ENERGY

Redrawing the energy map

Athens explores a wide range of new scenarios for gas reserve utilization and transmission

Redrawing the energy map

The European decision to disengage from Russian gas is set to bring radical changes to the energy map, including the transmission of quantities from East Mediterranean reserves, and has rekindled interest in the hydrocarbons off Crete and in the Ionian Sea.

In this new “pipeline war,” Ankara has staked a claim to the transmission of Israeli gas to Europe via Turkey. For its part, Athens is working on a plan for an “alternative” EastMed pipeline, bringing gas from Israel through Egypt and Greece to Italy and the rest of Europe. All plans on the table will have pros and cons, of an economic, geopolitical and technical nature.

Athens is resorting to speedy procedures for the resumption of surveying in three blocks with potentially large hydrocarbon reserves. Prime Minister Kyriakos Mitsotakis made clear in Parliament the government’s resolve to have the areas south of Crete and in the Ionian explored so as to get an integrated picture of any gas reserves and proceed with their utilization if considered profitable for Greece.

Mitsotakis suggested that decisions and timetables will be announced this week regarding the start of surveying in the two blocks south and southwest of Crete that have been conceded to the Total-ExxonMobil-Hellenic Petroleum consortium, and that in the Ionian conceded to Hellenic Petroleum.

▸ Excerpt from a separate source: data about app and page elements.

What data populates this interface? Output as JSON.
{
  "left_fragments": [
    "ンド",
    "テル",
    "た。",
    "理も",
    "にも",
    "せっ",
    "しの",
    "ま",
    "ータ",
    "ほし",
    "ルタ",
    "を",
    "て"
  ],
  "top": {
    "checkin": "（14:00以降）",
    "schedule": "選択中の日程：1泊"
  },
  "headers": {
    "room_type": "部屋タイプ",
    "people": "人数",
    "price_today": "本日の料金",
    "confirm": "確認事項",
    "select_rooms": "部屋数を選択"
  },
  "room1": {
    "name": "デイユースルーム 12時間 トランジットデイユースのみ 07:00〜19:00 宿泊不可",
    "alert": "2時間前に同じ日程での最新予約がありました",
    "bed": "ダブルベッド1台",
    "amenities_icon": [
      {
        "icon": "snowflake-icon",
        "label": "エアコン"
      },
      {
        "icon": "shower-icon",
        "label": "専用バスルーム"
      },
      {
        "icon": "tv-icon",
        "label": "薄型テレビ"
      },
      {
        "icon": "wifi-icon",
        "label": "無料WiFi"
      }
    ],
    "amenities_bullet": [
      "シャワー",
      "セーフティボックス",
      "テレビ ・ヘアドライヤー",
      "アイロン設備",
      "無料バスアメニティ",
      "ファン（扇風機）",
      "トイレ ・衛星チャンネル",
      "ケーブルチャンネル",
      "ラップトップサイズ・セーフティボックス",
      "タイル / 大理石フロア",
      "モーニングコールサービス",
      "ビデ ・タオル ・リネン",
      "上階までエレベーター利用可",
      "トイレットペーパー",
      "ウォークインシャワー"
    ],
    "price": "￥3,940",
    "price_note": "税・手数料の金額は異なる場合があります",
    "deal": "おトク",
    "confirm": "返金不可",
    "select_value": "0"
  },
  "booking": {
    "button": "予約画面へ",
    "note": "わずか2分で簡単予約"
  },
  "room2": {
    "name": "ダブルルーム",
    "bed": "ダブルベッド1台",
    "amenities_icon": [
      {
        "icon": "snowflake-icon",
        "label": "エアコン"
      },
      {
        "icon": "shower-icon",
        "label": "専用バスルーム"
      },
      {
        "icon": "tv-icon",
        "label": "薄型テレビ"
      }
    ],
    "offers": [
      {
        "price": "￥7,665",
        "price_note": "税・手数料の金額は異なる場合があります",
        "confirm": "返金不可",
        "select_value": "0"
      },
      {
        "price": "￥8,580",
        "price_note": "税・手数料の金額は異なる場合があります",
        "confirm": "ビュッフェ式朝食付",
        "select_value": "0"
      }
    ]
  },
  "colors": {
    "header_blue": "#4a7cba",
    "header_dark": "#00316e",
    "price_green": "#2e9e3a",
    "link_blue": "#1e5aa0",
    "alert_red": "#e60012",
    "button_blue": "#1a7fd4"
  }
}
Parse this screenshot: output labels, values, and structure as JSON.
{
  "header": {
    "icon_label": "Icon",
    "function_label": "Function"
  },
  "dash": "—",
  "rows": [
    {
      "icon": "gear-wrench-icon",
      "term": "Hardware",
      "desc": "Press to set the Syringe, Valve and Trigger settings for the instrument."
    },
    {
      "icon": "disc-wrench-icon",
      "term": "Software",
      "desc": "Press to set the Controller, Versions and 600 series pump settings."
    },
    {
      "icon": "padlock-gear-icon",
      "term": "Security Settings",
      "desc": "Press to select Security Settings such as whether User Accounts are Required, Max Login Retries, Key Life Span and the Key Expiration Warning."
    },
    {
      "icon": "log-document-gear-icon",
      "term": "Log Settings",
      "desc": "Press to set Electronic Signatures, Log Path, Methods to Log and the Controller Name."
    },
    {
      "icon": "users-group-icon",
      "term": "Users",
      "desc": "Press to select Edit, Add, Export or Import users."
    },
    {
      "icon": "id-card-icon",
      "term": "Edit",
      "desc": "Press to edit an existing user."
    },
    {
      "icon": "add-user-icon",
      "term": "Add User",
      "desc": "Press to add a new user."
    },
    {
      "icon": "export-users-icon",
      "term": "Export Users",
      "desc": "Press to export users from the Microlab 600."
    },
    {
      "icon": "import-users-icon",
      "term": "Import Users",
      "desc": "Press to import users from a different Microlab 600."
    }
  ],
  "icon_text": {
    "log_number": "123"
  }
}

It will take a program of at least two-and-a-half years for the further probing of those reserves, through seismic surveys and drillings, at a cost of up to $150 million per block.

In the coming days the government is expected to give contractors a strong signal of determination that was absent before, due to the generally negative environment resulting from the drop in gas and oil rates in 2019 and 2020. Should the companies remain idle, the government has already found others to take over the projects.

As for the alternative to EastMed, it concerns a 380-kilometer pipeline that would follow the path of the Egypt-Greece power interconnector. That plan would sidestep any geopolitical obstacles, but also leave Cyprus out, thereby coming at a political cost.